English<>Czech Legal Translations
Our Translation Company is located in Spain and offers services for Spanish<>English<>Czech. Our Czech-native translators are legal professionals and are aware of the legal context in Czech Republic.
What exactly is meant by English-Czech Legal Translation?
Legal translation is focused on a wide variety of documents such as wills, court and financial documents, declarations, patents or court decrees.
Legal translators of Czech must have a good knowledge of the legal system of the country from which the document originates. In order to avoid misleading translations, they must also have an extensive knowledge of both English law and the law that applies to Czech Republic.
In a globalized world where companies from all over the world can do business, legal translation takes on a very important role. We would like to take this opportunity to remind you that not all legal translations need to be official (certified). Translations from or into Czech should only be officially certified when requested by an official institution, agency or department. So be sure to check if an official, certified or sworn translation is required in Czech Republic, or if maybe a simple translation Czech<>English will do.

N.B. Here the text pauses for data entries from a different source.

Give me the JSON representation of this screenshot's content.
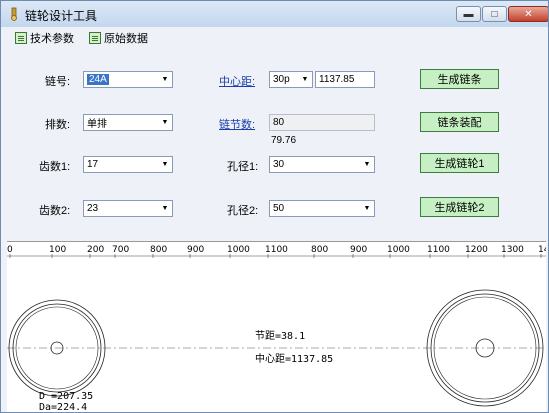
{
  "window": {
    "title": "链轮设计工具",
    "minimize_glyph": "▬",
    "maximize_glyph": "□",
    "close_glyph": "✕"
  },
  "toolbar": {
    "tech_params": "技术参数",
    "raw_data": "原始数据"
  },
  "form": {
    "chain_no_label": "链号:",
    "chain_no_value": "24A",
    "rows_label": "排数:",
    "rows_value": "单排",
    "teeth1_label": "齿数1:",
    "teeth1_value": "17",
    "teeth2_label": "齿数2:",
    "teeth2_value": "23",
    "center_label": "中心距:",
    "center_unit_value": "30p",
    "center_value": "1137.85",
    "links_label": "链节数:",
    "links_value": "80",
    "links_calc": "79.76",
    "bore1_label": "孔径1:",
    "bore1_value": "30",
    "bore2_label": "孔径2:",
    "bore2_value": "50"
  },
  "buttons": {
    "gen_chain": "生成链条",
    "chain_assembly": "链条装配",
    "gen_sprocket1": "生成链轮1",
    "gen_sprocket2": "生成链轮2"
  },
  "ruler": {
    "ticks": [
      "0",
      "100",
      "200",
      "700",
      "800",
      "900",
      "1000",
      "1100",
      "800",
      "900",
      "1000",
      "1100",
      "1200",
      "1300",
      "140"
    ]
  },
  "drawing": {
    "pitch_text": "节距=38.1",
    "center_text": "中心距=1137.85",
    "d_text": "D =207.35",
    "da_text": "Da=224.4"
  },
  "colors": {
    "button_green": "#c6f0c3",
    "link_blue": "#1b3fa6",
    "selection_blue": "#3a74c9"
  }
}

Czech Legal Translation differ from other types of translation
Legal documents in Czech, unlike other documents such as a general web site, have a specific terminology. Our Czech Legal Translators are able to correctly translate these concepts into English or Spanish. They do not simply replace one word for another.
The choice of certain words in a legal text has a very specific and precise meaning. On the other hand, any ambiguity or inaccuracy can invalidate a legally binding document. A small mistake could have significant financial and/or legal consequences.
Legal jargon of each country (UK, Czech Republic…) is complex and its terminology can be very specific. Add to this the cultural and regional differences in territories where Czech is spoken, and you can understand how difficult legal translation can be.
Legal translators translate a legal concept from English into Czech or vice versa. To be legally binding, the English and the legal Czech terminology must be unambiguous.
Textual references for Czech Legal Translators
All legal translators of Czech turn to reference works to do their job. For example, specialized dictionaries and glossaries, codes, laws and legal doctrine, both in English and from countries like Czech Republic.
Legal translators frequently check out civil and criminal procedure codes and regulatory rules. In these reference books they usually find precise descriptions in Czech and in English of each legal concept.
Referral sources help translators confirm that they are using the appropriate terms used in a given legal proceeding. The work of a legal Czech-English translator is very precise and painstaking. In addition to these specialised legal researches, Czech translators use computer aided translation tools like TM (Translation Memories) and Multilingual Term Bases. Translation Memories let them find pieces of text already translated by them or by other translators. Specific Czech Machine Translation engines are also used in combination with TM and have proven to be very useful.
Where is Czech spoken?
About 12 million people speak Czech (čeština in Czech) as their mother tongue. Approximately 10 million of those live in the Czech Republic, where it is also an official language. Currently, 65% of the population in Czech Republic has access to the Internet.
Other translation types from Czech
Legal translation in other languages
Get a quote for your Czech<>English Translation
Can we help?
A quick overview of the Czech language
Czech belongs to the group of Western Slavic languages. It is closely linked to Slovak, which is geographically very close. However, certain differences in phonation make it necessary to use a modified Latin alphabet.
The standard variant of Czech is based on a translation of the Bible from the 16th century.
Czech is a West Slavic language mainly spoken in the Czech Republic (Česká republika), which was formerly part of Czechoslovakia (Československo). In 2012, there were about 10.5 million Czech speakers in the Czech Republic.
Czech is closely related to Slovak, and its speakers understand each other. However, since the dissolution of Czechoslovakia, the Czechs are less exposed to the Slovak and vice versa. As a result, they may not understand each other as well as they used to. The dialects spoken in Moravia are closer to Slovak.